There are a couple of things you should know regarding the visuals on this blog:
1. I create the visuals myself using Adobe Illustrator, my brain and a little synthesis.
2. The visuals are designed to be shared, distributed and used outside of this blog.
3. I not only appreciate credit, I know that when it's given it benefits everyone.
To that last point, I frequently get e-mails that look something like this:
"Dear David, I was recently at a conference where a prominent speaker was using several of your visuals in their presentation without any credit whatsoever. I thought you should know."
I also get an occasional e-mail like this:

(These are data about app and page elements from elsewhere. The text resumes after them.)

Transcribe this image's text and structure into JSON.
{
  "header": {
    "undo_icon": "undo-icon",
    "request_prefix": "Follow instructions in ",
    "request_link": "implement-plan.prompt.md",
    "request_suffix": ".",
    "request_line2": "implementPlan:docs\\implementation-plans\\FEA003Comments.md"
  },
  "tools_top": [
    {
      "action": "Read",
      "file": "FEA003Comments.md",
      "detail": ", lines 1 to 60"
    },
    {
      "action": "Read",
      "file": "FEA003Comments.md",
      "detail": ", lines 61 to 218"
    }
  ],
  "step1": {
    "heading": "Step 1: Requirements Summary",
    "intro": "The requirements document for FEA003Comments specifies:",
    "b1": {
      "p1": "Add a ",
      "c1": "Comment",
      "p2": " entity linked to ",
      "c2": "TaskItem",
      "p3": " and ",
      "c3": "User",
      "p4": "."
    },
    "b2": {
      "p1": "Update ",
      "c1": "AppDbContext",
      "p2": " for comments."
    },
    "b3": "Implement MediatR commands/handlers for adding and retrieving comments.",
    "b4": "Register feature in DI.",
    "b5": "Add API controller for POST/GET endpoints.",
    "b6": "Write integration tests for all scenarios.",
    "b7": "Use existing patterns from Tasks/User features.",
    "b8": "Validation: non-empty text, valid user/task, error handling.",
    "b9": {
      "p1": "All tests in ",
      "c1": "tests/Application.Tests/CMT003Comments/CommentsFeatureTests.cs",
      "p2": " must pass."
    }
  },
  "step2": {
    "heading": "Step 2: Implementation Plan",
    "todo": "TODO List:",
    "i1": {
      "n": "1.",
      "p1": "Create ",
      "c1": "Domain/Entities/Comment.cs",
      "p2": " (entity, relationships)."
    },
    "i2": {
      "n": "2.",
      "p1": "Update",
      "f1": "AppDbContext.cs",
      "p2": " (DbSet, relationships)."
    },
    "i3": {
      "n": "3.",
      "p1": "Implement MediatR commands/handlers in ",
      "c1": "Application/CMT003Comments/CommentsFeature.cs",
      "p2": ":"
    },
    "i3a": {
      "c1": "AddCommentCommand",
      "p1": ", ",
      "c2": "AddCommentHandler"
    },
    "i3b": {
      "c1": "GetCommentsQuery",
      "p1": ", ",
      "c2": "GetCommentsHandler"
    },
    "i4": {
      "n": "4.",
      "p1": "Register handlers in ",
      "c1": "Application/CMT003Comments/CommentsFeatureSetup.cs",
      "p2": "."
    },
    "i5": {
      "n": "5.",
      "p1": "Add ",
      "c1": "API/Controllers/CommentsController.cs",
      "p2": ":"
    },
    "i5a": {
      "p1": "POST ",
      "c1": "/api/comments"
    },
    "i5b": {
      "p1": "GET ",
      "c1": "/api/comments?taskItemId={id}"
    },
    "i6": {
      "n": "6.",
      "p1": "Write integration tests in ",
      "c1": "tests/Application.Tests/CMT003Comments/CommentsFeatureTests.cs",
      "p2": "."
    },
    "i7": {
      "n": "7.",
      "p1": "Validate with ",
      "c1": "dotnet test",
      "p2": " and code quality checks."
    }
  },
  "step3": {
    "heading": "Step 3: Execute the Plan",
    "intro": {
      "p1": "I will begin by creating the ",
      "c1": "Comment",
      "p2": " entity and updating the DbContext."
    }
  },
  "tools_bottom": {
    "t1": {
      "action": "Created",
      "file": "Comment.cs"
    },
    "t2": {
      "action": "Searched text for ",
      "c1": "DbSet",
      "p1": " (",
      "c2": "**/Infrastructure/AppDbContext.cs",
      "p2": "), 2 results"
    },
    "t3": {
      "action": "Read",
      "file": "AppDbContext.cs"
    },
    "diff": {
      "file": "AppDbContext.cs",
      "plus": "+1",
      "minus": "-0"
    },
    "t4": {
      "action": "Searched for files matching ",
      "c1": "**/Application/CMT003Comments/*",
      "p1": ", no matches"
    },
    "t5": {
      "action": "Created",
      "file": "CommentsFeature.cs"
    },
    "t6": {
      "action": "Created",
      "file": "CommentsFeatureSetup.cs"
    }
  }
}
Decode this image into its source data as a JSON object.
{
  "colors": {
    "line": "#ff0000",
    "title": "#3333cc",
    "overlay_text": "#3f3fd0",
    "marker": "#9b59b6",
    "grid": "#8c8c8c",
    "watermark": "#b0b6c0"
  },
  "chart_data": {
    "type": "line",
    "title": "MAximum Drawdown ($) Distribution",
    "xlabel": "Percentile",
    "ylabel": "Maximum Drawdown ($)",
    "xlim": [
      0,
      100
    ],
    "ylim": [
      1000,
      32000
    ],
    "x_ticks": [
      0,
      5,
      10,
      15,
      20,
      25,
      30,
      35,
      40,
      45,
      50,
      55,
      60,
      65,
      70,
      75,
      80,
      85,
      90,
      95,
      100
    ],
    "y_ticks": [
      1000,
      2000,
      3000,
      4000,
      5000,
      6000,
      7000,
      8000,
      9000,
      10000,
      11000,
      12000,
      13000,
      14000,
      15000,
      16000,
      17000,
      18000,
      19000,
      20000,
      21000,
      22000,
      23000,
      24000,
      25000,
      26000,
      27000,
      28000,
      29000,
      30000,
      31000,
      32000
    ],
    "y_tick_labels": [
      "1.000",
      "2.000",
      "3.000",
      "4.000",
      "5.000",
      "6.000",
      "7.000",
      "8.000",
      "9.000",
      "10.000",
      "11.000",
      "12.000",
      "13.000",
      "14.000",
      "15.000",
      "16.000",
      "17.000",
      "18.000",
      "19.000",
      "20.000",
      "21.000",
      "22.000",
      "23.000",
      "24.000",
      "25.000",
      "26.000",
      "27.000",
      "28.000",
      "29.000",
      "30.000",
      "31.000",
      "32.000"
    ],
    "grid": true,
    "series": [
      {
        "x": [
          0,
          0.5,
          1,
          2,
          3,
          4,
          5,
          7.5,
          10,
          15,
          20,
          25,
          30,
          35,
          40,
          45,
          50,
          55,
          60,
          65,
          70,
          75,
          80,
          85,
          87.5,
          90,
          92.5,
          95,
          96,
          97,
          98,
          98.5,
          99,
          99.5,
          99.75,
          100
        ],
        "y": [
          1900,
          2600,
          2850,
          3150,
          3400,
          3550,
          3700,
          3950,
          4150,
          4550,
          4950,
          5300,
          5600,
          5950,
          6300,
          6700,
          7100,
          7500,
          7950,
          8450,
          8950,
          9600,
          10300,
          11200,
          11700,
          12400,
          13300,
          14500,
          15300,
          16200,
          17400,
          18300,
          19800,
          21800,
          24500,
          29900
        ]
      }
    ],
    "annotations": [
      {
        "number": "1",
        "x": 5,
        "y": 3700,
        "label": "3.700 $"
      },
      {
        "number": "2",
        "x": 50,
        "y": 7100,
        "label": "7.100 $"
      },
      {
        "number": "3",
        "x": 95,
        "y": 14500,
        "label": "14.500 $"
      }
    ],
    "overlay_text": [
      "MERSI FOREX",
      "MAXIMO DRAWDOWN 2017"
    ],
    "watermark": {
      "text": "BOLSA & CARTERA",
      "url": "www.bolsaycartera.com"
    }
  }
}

"David, today I was asked by a supervisor to trace over one of your visuals, so that we could make it our own. I have an issue with this".
Here's the deal. The visuals here are "free" for everyone to use. They are my "purple cow"—it's why most of you are readers of this blog in the first place. And I respect that—which is why I freely give them away. But when you take what's free and bury the source, it actually effects your own credibility more than you know.
Take this for example. One of the most popular visuals on this blog is the experience map. It was one of my first and I was naive enough not to put my name on it. No doubt some folks have taken advantage of that fact. But Google tells another story. Thanks to the Long Tail, if you type in "Experience Map"—my visual is the #1 result. That's better than any copyright I can throw on a graphic.
So take this advice if you like. If you want to use a visual here without credit—it's your choice. I can't force you to do so. But this blog is out there—it's highly visible and it's very likely that someone who viewed your presentation with my visual will eventually find the source here. And that affects your credibility, not mine.
For those of you who have been generous in your transparency—thank you. I owe the success of this blog to all of you. I've given a lot away here, but you've given me much more.